The prairie skink (Plestiodon septentrionalis) is a species of skink endemic to the prairies east of the Rocky Mountains in North America. It is one of only five species of lizards that occur in Canada.
- Northern prairie skink, P. s. septentrionalis Baird, 1859, originally described as Plestiodon septentrionalis.
- Southern prairie skink, P. s. obtusirostris (Bocourt, 1879), originally described as Eumeces obtusirostris.
A third subspecies was described as Eumeces s. pallidus, the "pallid skink", by H.M. Smith and Slater in 1949, but this subspecies is absent from the literature for the past more than 40 years, and it is unclear whether it exists or coincides with one of the other two subspecies.
The scientific name of the species derives from Latin: septentrionalis means "northern". Latin obtusirostris means "blunt-nosed". Despite the scientific name P. septentrionalis obtusirostris translating to "blunt-nosed northern great skink", it is a southern subspecies.
The prairie skink is a small lizard, reaching a total length (body + tail) of about 13 to 22 cm (5 to nearly 9 inches). Adult prairie skinks are brown or tan on the back and darker on the sides and have several thin lighter stripes along the sides and the back. Juveniles have bright blue tails, the color of which fades when they mature.
Prairie skinks are good burrowers; they hibernate in burrows they dig themselves below the frost line. They are very secretive and are rarely seen in the open except during their breeding season in spring.
Prairie skinks hibernate from about September to late April. In spring, when they emerge, the males start developing a bright orange coloring on the jaws and throat: the breeding season has begun. The female lays eight to ten eggs after a gestation time of about 40 days. The eggs hatch in August; hatchlings are about 5 cm (2.0 in) long. They reach sexual maturity in their third year.
The prairie skink lives in sandy habitat or open grasslands with loose soil, preferably with some rocks providing shelter and places to bask in the sun, and close to a water source.
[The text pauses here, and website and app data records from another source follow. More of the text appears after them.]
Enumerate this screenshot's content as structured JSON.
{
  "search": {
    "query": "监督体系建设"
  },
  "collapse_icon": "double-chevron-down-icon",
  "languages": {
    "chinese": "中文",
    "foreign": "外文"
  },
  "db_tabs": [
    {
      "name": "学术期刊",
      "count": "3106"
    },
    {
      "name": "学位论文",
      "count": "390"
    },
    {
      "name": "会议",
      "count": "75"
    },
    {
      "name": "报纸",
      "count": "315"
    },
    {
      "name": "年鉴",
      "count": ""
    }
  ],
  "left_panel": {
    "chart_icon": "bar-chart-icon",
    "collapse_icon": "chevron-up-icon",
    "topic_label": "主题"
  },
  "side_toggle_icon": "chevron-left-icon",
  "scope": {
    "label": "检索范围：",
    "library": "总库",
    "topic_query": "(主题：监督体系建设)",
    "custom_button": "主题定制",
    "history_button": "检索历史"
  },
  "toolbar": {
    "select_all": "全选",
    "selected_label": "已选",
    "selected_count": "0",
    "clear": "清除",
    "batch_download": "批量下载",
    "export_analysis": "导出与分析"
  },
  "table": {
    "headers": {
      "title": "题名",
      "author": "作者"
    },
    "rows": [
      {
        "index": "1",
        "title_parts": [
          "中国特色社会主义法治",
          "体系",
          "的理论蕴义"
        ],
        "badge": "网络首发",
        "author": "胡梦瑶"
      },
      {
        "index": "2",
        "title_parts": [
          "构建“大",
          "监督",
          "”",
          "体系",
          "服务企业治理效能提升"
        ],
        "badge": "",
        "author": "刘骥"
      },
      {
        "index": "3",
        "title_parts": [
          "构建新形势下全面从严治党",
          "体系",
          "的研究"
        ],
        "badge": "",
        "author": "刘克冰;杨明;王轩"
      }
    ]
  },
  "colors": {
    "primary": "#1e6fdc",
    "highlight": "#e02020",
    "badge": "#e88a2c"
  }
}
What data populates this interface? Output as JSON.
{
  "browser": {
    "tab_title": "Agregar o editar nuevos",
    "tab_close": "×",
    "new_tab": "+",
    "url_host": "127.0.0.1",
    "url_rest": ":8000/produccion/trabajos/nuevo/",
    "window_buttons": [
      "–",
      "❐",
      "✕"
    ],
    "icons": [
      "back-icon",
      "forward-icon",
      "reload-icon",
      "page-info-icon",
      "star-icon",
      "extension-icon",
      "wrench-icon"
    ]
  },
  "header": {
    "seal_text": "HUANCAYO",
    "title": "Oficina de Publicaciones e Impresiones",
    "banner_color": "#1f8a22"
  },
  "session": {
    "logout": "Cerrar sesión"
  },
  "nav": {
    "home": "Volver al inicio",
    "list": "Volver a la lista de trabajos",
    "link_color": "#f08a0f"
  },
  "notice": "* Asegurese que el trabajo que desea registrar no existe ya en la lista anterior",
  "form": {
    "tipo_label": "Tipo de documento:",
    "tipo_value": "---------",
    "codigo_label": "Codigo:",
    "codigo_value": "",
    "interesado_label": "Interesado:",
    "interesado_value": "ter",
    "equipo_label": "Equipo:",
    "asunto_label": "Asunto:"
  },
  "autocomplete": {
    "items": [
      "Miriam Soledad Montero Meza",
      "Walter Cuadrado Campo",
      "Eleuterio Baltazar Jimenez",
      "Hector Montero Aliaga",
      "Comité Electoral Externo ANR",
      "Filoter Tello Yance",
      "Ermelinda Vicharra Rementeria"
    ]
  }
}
The ranges of the two subspecies are disjunct. The range of the northern subspecies extends from eastern North Dakota and Minnesota south to central Kansas. A small isolated population lives in southwestern Manitoba in Canada—it is the only lizard in Manitoba and is one of only five lizard species to occur in Canada; the northern prairie skink is protected in Canada. The southern subspecies occurs in Oklahoma and Texas.
- Baird, S.F. 1859. Descriptions of New Genera and Species of North American Lizards in the Museum of the Smithsonian Institution. Proc. Acad. Nat. Sci. Philadelphia "1858" : 253-256. ("Plestiodon septentrionalis, Baird", p. 256.)
- Behler, J.L., and F.W. King. 1979. The Audubon Society Field Guide to North American Reptiles and Amphibians. Knopf. New York. 743 pp. ISBN 0-394-50824-6. (Eumeces septentrionalis, pp. 575–576 + Plates 423, 428.)
- Boulenger, G.A. 1887. Catalogue of the Lizards in the British Museum (Natural History). Second Edition. Volume III. Lacertidæ, Gerrhosauridæ, Scincidæ,... Trustees of the British Museum (Natural History). (Taylor and Francis, printers.) London. xii + 575 pp. + Plates I.- XL. (Eumeces septentrionalis, p. 374.)
- Conant, R. 1975. A Field Guide to Reptiles and Amphibians of Eastern and Central North America, Second Edition. Houghton Mifflin. Boston. xviii + 429 pp. ISBN 0-395-19979-4 (hardcover), ISBN 0-395-19977-8 (paperback). (Eumeces septentrionalis, pp. 127–128 + Plate 19 + Map 73.)
- Smith, H.M., and E.D. Brodie, Jr. 1982. Reptiles of North America: A Guide to Field Identification. Golden Press. New York. 240 pp. ISBN 0-307-13666-3. (Eumeces septentrionalis, pp. 76–77.)
- Northern Prairie Skink, Reptiles and Amphibians of Iowa